EXERCISE DESCRIPTION - Extract the records in full, leaving every picture out.

INFORMATION SHOWN -

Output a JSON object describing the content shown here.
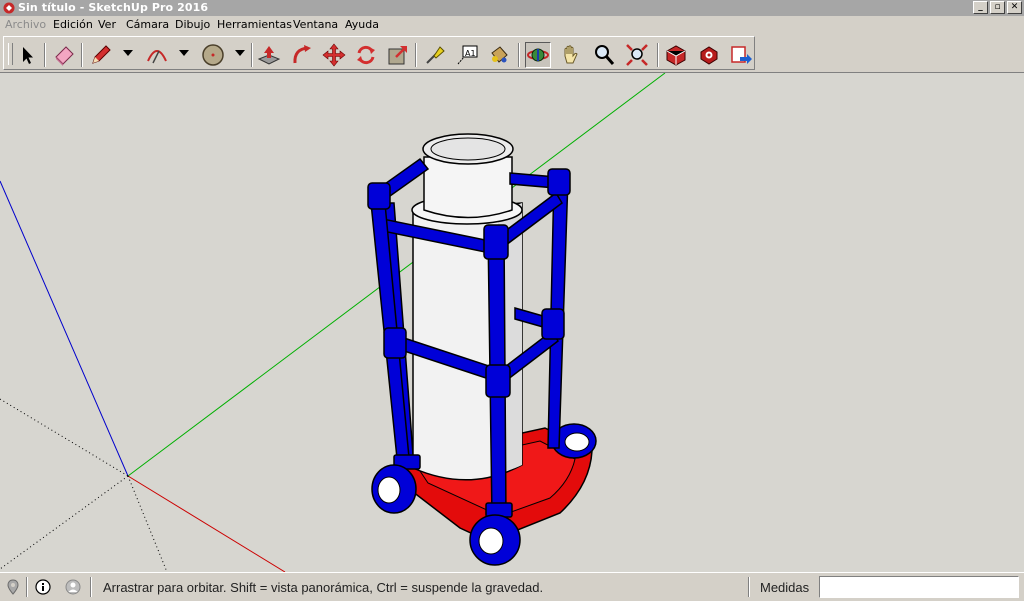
{
  "window": {
    "title": "Sin título - SketchUp Pro 2016",
    "buttons": [
      "_",
      "▫",
      "✕"
    ]
  },
  "menus": [
    {
      "label": "Archivo",
      "disabled": true
    },
    {
      "label": "Edición",
      "disabled": false
    },
    {
      "label": "Ver",
      "disabled": false
    },
    {
      "label": "Cámara",
      "disabled": false
    },
    {
      "label": "Dibujo",
      "disabled": false
    },
    {
      "label": "Herramientas",
      "disabled": false
    },
    {
      "label": "Ventana",
      "disabled": false
    },
    {
      "label": "Ayuda",
      "disabled": false
    }
  ],
  "toolbar": {
    "tools": [
      "select-tool",
      "eraser-tool",
      "pencil-line-tool",
      "arc-tool",
      "shape-tool",
      "push-pull-tool",
      "follow-me-tool",
      "move-tool",
      "rotate-tool",
      "scale-tool",
      "tape-measure-tool",
      "text-tool",
      "paint-bucket-tool",
      "orbit-tool",
      "pan-tool",
      "zoom-tool",
      "zoom-extents-tool",
      "warehouse-tool",
      "extension-warehouse-tool",
      "share-model-tool"
    ],
    "active_tool": "orbit-tool",
    "text_tool_glyph": "A1"
  },
  "colors": {
    "frame_blue": "#0000d8",
    "base_red": "#e30b0b",
    "cylinder": "#f2f2f2",
    "axis_red": "#cc0000",
    "axis_green": "#00b000",
    "axis_blue": "#0000cc",
    "viewport_bg": "#d7d6d0"
  },
  "status": {
    "hint": "Arrastrar para orbitar. Shift = vista panorámica, Ctrl = suspende la gravedad.",
    "measure_label": "Medidas",
    "measure_value": ""
  }
}
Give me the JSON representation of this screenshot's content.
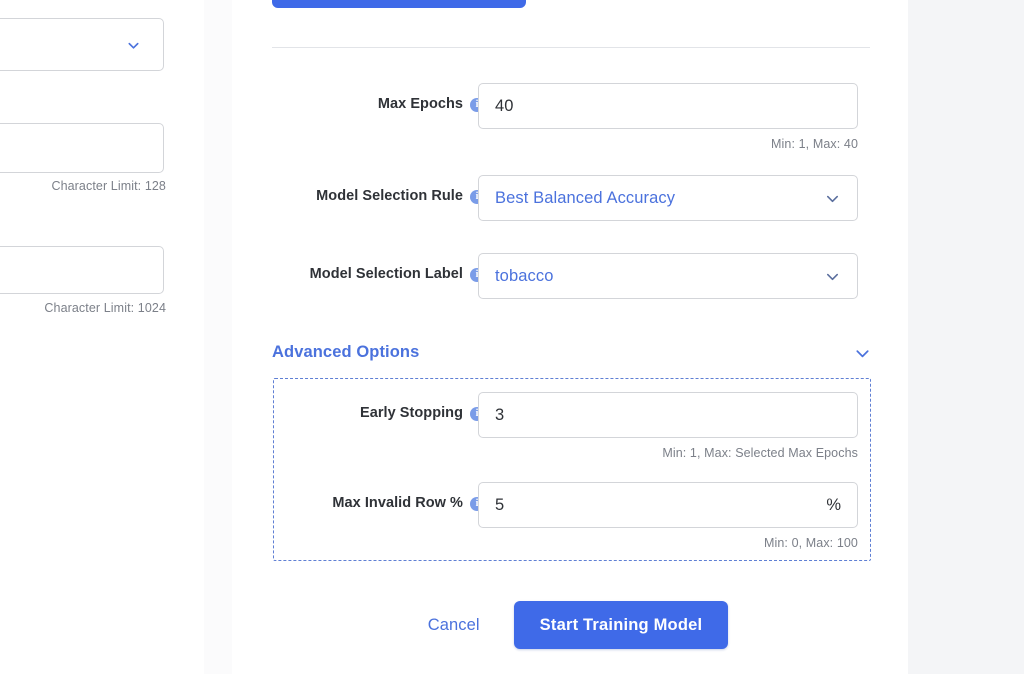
{
  "background_page": {
    "dropdown": {
      "value": "",
      "icon": "chevron-down-icon"
    },
    "name_field": {
      "value": "",
      "hint": "Character Limit: 128"
    },
    "description_field": {
      "value": "",
      "hint": "Character Limit: 1024"
    }
  },
  "modal": {
    "top_cut_button": {
      "label": ""
    },
    "fields": [
      {
        "key": "max_epochs",
        "label": "Max Epochs",
        "info_icon": "info-icon",
        "type": "text",
        "value": "40",
        "hint": "Min: 1, Max: 40"
      },
      {
        "key": "model_selection_rule",
        "label": "Model Selection Rule",
        "info_icon": "info-icon",
        "type": "select",
        "value": "Best Balanced Accuracy",
        "icon": "chevron-down-icon",
        "hint": ""
      },
      {
        "key": "model_selection_label",
        "label": "Model Selection Label",
        "info_icon": "info-icon",
        "type": "select",
        "value": "tobacco",
        "icon": "chevron-down-icon",
        "hint": ""
      }
    ],
    "advanced_options": {
      "title": "Advanced Options",
      "toggle_icon": "chevron-down-icon",
      "expanded": true,
      "fields": [
        {
          "key": "early_stopping",
          "label": "Early Stopping",
          "info_icon": "info-icon",
          "type": "text",
          "value": "3",
          "hint": "Min: 1, Max: Selected Max Epochs"
        },
        {
          "key": "max_invalid_row_pct",
          "label": "Max Invalid Row %",
          "info_icon": "info-icon",
          "type": "text",
          "value": "5",
          "suffix": "%",
          "hint": "Min: 0, Max: 100"
        }
      ]
    },
    "footer": {
      "cancel_label": "Cancel",
      "submit_label": "Start Training Model"
    }
  },
  "colors": {
    "primary_blue": "#3f6ae8",
    "link_blue": "#4b72dd",
    "info_badge": "#7a9ce8",
    "border_gray": "#d3d5d9",
    "hint_gray": "#7c8089",
    "page_bg": "#f4f5f7",
    "dashed_border": "#5f7fd4"
  }
}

SOLUTION -
Output a JSON object describing the content shown here.
{
  "window": {
    "title": "Sin título - SketchUp Pro 2016",
    "buttons": [
      "_",
      "▫",
      "✕"
    ]
  },
  "menus": [
    {
      "label": "Archivo",
      "disabled": true
    },
    {
      "label": "Edición",
      "disabled": false
    },
    {
      "label": "Ver",
      "disabled": false
    },
    {
      "label": "Cámara",
      "disabled": false
    },
    {
      "label": "Dibujo",
      "disabled": false
    },
    {
      "label": "Herramientas",
      "disabled": false
    },
    {
      "label": "Ventana",
      "disabled": false
    },
    {
      "label": "Ayuda",
      "disabled": false
    }
  ],
  "toolbar": {
    "tools": [
      "select-tool",
      "eraser-tool",
      "pencil-line-tool",
      "arc-tool",
      "shape-tool",
      "push-pull-tool",
      "follow-me-tool",
      "move-tool",
      "rotate-tool",
      "scale-tool",
      "tape-measure-tool",
      "text-tool",
      "paint-bucket-tool",
      "orbit-tool",
      "pan-tool",
      "zoom-tool",
      "zoom-extents-tool",
      "warehouse-tool",
      "extension-warehouse-tool",
      "share-model-tool"
    ],
    "active_tool": "orbit-tool",
    "text_tool_glyph": "A1"
  },
  "colors": {
    "frame_blue": "#0000d8",
    "base_red": "#e30b0b",
    "cylinder": "#f2f2f2",
    "axis_red": "#cc0000",
    "axis_green": "#00b000",
    "axis_blue": "#0000cc",
    "viewport_bg": "#d7d6d0"
  },
  "status": {
    "hint": "Arrastrar para orbitar. Shift = vista panorámica, Ctrl = suspende la gravedad.",
    "measure_label": "Medidas",
    "measure_value": ""
  }
}
Give me the JSON representation of this screenshot's content.
{
  "background_page": {
    "dropdown": {
      "value": "",
      "icon": "chevron-down-icon"
    },
    "name_field": {
      "value": "",
      "hint": "Character Limit: 128"
    },
    "description_field": {
      "value": "",
      "hint": "Character Limit: 1024"
    }
  },
  "modal": {
    "top_cut_button": {
      "label": ""
    },
    "fields": [
      {
        "key": "max_epochs",
        "label": "Max Epochs",
        "info_icon": "info-icon",
        "type": "text",
        "value": "40",
        "hint": "Min: 1, Max: 40"
      },
      {
        "key": "model_selection_rule",
        "label": "Model Selection Rule",
        "info_icon": "info-icon",
        "type": "select",
        "value": "Best Balanced Accuracy",
        "icon": "chevron-down-icon",
        "hint": ""
      },
      {
        "key": "model_selection_label",
        "label": "Model Selection Label",
        "info_icon": "info-icon",
        "type": "select",
        "value": "tobacco",
        "icon": "chevron-down-icon",
        "hint": ""
      }
    ],
    "advanced_options": {
      "title": "Advanced Options",
      "toggle_icon": "chevron-down-icon",
      "expanded": true,
      "fields": [
        {
          "key": "early_stopping",
          "label": "Early Stopping",
          "info_icon": "info-icon",
          "type": "text",
          "value": "3",
          "hint": "Min: 1, Max: Selected Max Epochs"
        },
        {
          "key": "max_invalid_row_pct",
          "label": "Max Invalid Row %",
          "info_icon": "info-icon",
          "type": "text",
          "value": "5",
          "suffix": "%",
          "hint": "Min: 0, Max: 100"
        }
      ]
    },
    "footer": {
      "cancel_label": "Cancel",
      "submit_label": "Start Training Model"
    }
  },
  "colors": {
    "primary_blue": "#3f6ae8",
    "link_blue": "#4b72dd",
    "info_badge": "#7a9ce8",
    "border_gray": "#d3d5d9",
    "hint_gray": "#7c8089",
    "page_bg": "#f4f5f7",
    "dashed_border": "#5f7fd4"
  }
}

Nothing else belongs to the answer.